Friends, world leaders and family members hailed former South African President Nelson Mandela on Sunday as a man who transformed his family, his country and the world in a somber funeral service in his rural hometown.
Mr Mandela died last week at the age of 95.
World leaders and international celebrities were among the thousands of people who descended on the town of Qunu .
Mourners included Oprah Winfrey, billionaire Richard Branson and numerous South African activists who assisted Mr. Mandela in the struggle to end the racist apartheid regime. He spent 27 years in prison for his opposition and emerged to be elected South Africa's first black president, in 1994.
Family representative Chief Ngangomhlaba Matanzima mentioned politics in his speech, criticizing those who booed current president Jacob Zuma at a memorial service this week.
"What we saw on Tuesday at FNB Stadium should never be seen again in this country," he told mourners in the Xhosa language.
Some of the most moving tributes came from those who described Mr. Mandela not as a 20th century colossus, but as a friend and beloved relative.
"I don't consider him my friend. He was my older brother," said Ahmed Kathrada, an anti-apartheid activist who spent time at Robben Island prison with Mr. Mandela.
Granddaughter Nandi Mandela described Mr. Mandela as a strict grandfather who loved telling stories of his childhood.
She finished her tribute by saying in Xhosa: "go well Madiba….go well to the land of our ancestors, you have ran your race."

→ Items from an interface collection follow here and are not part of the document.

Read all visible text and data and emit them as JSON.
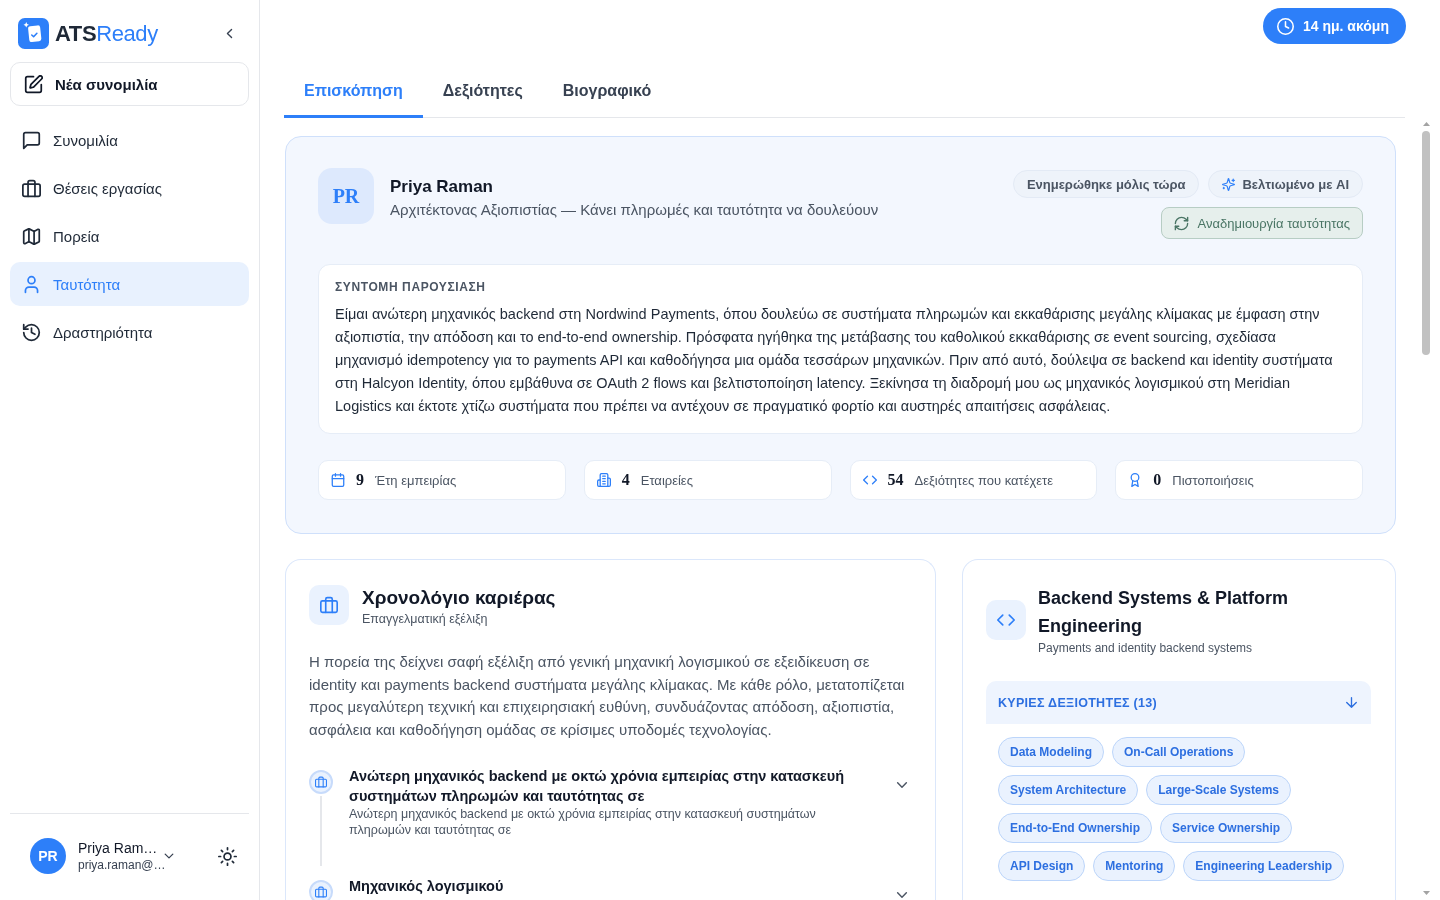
{
  "sidebar": {
    "logo": {
      "prefix": "ATS",
      "suffix": "Ready"
    },
    "new_chat": "Νέα συνομιλία",
    "items": [
      {
        "label": "Συνομιλία",
        "selected": false
      },
      {
        "label": "Θέσεις εργασίας",
        "selected": false
      },
      {
        "label": "Πορεία",
        "selected": false
      },
      {
        "label": "Ταυτότητα",
        "selected": true
      },
      {
        "label": "Δραστηριότητα",
        "selected": false
      }
    ],
    "user": {
      "initials": "PR",
      "name": "Priya Ram…",
      "email": "priya.raman@…"
    }
  },
  "trial": {
    "label": "14 ημ. ακόμη"
  },
  "tabs": [
    {
      "label": "Επισκόπηση",
      "selected": true
    },
    {
      "label": "Δεξιότητες",
      "selected": false
    },
    {
      "label": "Βιογραφικό",
      "selected": false
    }
  ],
  "profile": {
    "initials": "PR",
    "name": "Priya Raman",
    "headline": "Αρχιτέκτονας Αξιοπιστίας — Κάνει πληρωμές και ταυτότητα να δουλεύουν",
    "badges": [
      {
        "label": "Ενημερώθηκε μόλις τώρα",
        "kind": "status"
      },
      {
        "label": "Βελτιωμένο με AI",
        "kind": "ai"
      }
    ],
    "regenerate": "Αναδημιουργία ταυτότητας",
    "summary": {
      "heading": "ΣΥΝΤΟΜΗ ΠΑΡΟΥΣΙΑΣΗ",
      "text": "Είμαι ανώτερη μηχανικός backend στη Nordwind Payments, όπου δουλεύω σε συστήματα πληρωμών και εκκαθάρισης μεγάλης κλίμακας με έμφαση στην αξιοπιστία, την απόδοση και το end-to-end ownership. Πρόσφατα ηγήθηκα της μετάβασης του καθολικού εκκαθάρισης σε event sourcing, σχεδίασα μηχανισμό idempotency για το payments API και καθοδήγησα μια ομάδα τεσσάρων μηχανικών. Πριν από αυτό, δούλεψα σε backend και identity συστήματα στη Halcyon Identity, όπου εμβάθυνα σε OAuth 2 flows και βελτιστοποίηση latency. Ξεκίνησα τη διαδρομή μου ως μηχανικός λογισμικού στη Meridian Logistics και έκτοτε χτίζω συστήματα που πρέπει να αντέχουν σε πραγματικό φορτίο και αυστηρές απαιτήσεις ασφάλειας."
    },
    "stats": [
      {
        "value": "9",
        "label": "Έτη εμπειρίας"
      },
      {
        "value": "4",
        "label": "Εταιρείες"
      },
      {
        "value": "54",
        "label": "Δεξιότητες που κατέχετε"
      },
      {
        "value": "0",
        "label": "Πιστοποιήσεις"
      }
    ]
  },
  "career_timeline": {
    "title": "Χρονολόγιο καριέρας",
    "subtitle": "Επαγγελματική εξέλιξη",
    "text": "Η πορεία της δείχνει σαφή εξέλιξη από γενική μηχανική λογισμικού σε εξειδίκευση σε identity και payments backend συστήματα μεγάλης κλίμακας. Με κάθε ρόλο, μετατοπίζεται προς μεγαλύτερη τεχνική και επιχειρησιακή ευθύνη, συνδυάζοντας απόδοση, αξιοπιστία, ασφάλεια και καθοδήγηση ομάδας σε κρίσιμες υποδομές τεχνολογίας.",
    "entries": [
      {
        "title": "Ανώτερη μηχανικός backend με οκτώ χρόνια εμπειρίας στην κατασκευή συστημάτων πληρωμών και ταυτότητας σε",
        "subtitle": "Ανώτερη μηχανικός backend με οκτώ χρόνια εμπειρίας στην κατασκευή συστημάτων πληρωμών και ταυτότητας σε"
      },
      {
        "title": "Μηχανικός λογισμικού"
      }
    ]
  },
  "skill_group": {
    "title": "Backend Systems & Platform Engineering",
    "subtitle": "Payments and identity backend systems",
    "section": {
      "label": "ΚΥΡΙΕΣ ΔΕΞΙΟΤΗΤΕΣ (13)"
    },
    "tags": [
      "Data Modeling",
      "On-Call Operations",
      "System Architecture",
      "Large-Scale Systems",
      "End-to-End Ownership",
      "Service Ownership",
      "API Design",
      "Mentoring",
      "Engineering Leadership"
    ]
  }
}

Mr. Mandela's body will be buried in a private plot in accordance with traditional practices later today.